Sunday, February 28, 2010

A Praying Life by Paul E. Miller

A Praying Life is probably the most accessible book I've ever read on prayer. Miller's writing style is easy to understand and his message is straightforward. Miller is transparent about the mystery of prayer -- which is comforting because it is indeed a great mystery, and he is also candid about what makes praying difficult.

I just finished this book yesterday, but as I flip back through it I am struck by how many profound statements I have underlined. Miller offers many nuggets of wisdom and practical applications. I have picked out a few to share, but I sincerely hope that you will take the time to read this book. (Here is the link for the book on Amazon).

Notable Quotes:
  • "Learning to pray doesn't offer us a less busy life; it offers us a less busy heart." p.25
  • "If you are not praying, then you are quietly confident that time, money, and talent are all you need in life." p.49
  • "The very thing we are afraid of, our brokenness, is the door to our Father's heart." p.99
  • "Until we become convinced that we can't change our child's heart, we will not take prayer seriously." p. 169
  • "If we pursue joy directly, it slips from our grasp. But if we begin with Jesus and learn to love, we end up with joy." p.215

Practical Suggestion:
  • Use notecards to pray for family, friends or specific needs. Find verses to pray over these people or issues, and write them on their respective card.
So if you've read this book, I would love to know what you thought. What was the biggest takeaway for you? What really challenged you about this book? Have you begun to put anything Miller suggested into practice? Did you disagree with Miller on anything? I definitely did.

Saturday, February 27, 2010

The Prodigal God by Timothy Keller

I honestly believe that The Prodigal God is the most important book that I've read in a long, long time. It is nothing short of a paradigm shift and an important one if you claim to follow Christ. I could not begin to summarize this book even though it is a short and easy read, because Keller's development of his argument is so dead on. Having heard countless sermons on "the prodigal son" I was astounded to realize for the first time that Jesus never framed his story as being about the prodigal son at all. He began his story by saying, "There was a man who had two sons."

I think it is really interesting to think about why we might so easily gloss over such a patently obvious fact. The story is just as much about the son who stays as the son who runs away. Keller is so methodical in pulling out lessons from both brothers and the father, that it is almost surreal to look back and acknowledge that before I read this book, I had missed huge and vitally important chunks of this very familiar parable.

This new blog, Word, is intended to be a dialogue about books.

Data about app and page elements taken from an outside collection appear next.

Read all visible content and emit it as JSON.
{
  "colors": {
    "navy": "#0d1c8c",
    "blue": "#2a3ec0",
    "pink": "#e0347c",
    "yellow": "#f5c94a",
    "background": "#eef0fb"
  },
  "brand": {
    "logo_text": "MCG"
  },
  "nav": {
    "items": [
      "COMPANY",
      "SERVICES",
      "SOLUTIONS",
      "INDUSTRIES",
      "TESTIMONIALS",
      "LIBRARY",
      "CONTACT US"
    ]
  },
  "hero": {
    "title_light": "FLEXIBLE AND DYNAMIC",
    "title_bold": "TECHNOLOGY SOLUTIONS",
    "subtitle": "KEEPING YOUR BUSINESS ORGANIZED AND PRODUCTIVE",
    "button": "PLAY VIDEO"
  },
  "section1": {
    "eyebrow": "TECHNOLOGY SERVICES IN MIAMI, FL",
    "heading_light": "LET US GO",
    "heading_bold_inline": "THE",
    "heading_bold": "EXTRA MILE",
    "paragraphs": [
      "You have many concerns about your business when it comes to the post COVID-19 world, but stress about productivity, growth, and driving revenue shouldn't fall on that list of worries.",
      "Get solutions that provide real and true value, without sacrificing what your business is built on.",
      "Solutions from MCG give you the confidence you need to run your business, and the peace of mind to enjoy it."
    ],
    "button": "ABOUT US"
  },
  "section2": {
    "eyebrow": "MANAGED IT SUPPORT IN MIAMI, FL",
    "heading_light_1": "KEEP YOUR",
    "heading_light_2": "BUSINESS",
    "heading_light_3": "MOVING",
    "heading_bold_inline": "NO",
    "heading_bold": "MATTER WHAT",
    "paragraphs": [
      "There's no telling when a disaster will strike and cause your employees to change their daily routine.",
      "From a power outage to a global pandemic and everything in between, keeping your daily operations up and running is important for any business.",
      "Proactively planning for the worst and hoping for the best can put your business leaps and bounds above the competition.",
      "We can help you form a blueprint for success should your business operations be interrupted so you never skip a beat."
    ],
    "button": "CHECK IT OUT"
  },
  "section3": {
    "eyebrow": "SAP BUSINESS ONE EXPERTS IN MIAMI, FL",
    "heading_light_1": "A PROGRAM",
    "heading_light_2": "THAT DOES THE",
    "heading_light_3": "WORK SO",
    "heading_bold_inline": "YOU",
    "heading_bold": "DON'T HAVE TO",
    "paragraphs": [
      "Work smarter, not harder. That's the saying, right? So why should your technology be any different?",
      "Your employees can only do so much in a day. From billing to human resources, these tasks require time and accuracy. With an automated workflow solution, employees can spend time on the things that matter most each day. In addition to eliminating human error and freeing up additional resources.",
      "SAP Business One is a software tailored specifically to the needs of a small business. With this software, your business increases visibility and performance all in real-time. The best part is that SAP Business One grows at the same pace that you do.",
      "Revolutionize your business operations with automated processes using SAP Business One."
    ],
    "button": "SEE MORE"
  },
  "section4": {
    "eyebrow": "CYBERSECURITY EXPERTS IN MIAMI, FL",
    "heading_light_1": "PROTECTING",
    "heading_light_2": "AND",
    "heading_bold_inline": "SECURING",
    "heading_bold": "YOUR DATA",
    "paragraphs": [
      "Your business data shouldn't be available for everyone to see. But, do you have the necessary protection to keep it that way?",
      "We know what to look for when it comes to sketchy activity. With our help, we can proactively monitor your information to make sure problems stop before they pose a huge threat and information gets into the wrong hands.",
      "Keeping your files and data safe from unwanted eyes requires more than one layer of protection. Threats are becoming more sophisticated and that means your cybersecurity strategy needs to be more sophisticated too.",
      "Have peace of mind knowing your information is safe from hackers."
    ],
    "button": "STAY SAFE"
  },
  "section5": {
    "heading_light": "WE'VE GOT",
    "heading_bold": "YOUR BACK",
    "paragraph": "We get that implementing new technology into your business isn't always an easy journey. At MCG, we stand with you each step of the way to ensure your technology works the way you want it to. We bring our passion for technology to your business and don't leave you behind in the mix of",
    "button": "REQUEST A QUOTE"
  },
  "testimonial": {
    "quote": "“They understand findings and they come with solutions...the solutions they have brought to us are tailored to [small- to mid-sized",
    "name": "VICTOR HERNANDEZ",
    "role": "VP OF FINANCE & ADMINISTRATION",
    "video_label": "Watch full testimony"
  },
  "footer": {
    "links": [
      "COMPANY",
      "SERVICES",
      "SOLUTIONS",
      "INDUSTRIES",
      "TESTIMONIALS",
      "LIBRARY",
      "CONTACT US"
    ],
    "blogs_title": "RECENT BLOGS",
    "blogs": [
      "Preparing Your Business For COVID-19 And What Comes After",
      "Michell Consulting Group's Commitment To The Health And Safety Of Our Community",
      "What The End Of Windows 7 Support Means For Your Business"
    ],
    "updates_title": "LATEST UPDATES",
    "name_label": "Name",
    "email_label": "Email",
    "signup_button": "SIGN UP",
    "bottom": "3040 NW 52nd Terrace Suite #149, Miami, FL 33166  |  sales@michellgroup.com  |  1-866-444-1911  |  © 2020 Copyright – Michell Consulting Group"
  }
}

It is not my intention to summarize someone else's book. Clearly that would be arrogant and wrong, but I will give you a few quotes. Hopefully these teasers will lead you to read this incredible little book. Here is the Amazon link to order your copy.

Notable Quotes:

  • "When you realize that the antidote to being bad is not just being good, you are on the brink." p.78
  • "The key difference between a Pharisee and a believer in Jesus is inner-heart motivation." p.86
So if you've read this book, I would love to know what you thought. What was the biggest takeaway for you? What really challenged you about this book? Did you disagree with Keller on anything?

A Million Miles in a Thousand Years by Donald Miller

A Million Miles in a Thousand Years is a great and inspirational read. It is extremely quick -- it will make you smile and it will make you think. One of the major themes of the book is that we all want to have lived a great story, but many of us are unwilling to work at it. We often check out of life, and do not take a hard look at the story we are telling. Miller is a gifted writer, and his observations about life make him feel like he's your good friend. He's easy to relate to and his candor at looking at his own story is endearing. Plus, this book is a fantastic conversation piece. My book club recently used it and I was amazed by how much there is to unpack in it -- that makes it fun because it is such an easy read, but it has surprising depth too.

So I recommend this book without reservation even though there are some parts of it that I disagree with completely. Here is the Amazon link to order your copy.

If you've read this book, and I know many of you have, what was it you liked most? What do you see yourself applying to your own life? Does it make you more inclined to hike the Inca trail or does it make you want to embrace life where you are? Do you know someone like Bob Goff? How has this person inspired you? According to the book, who is the main character in our story? What makes a good life story? What is the purpose of a good story anyway? Do you disagree with Miller on anything?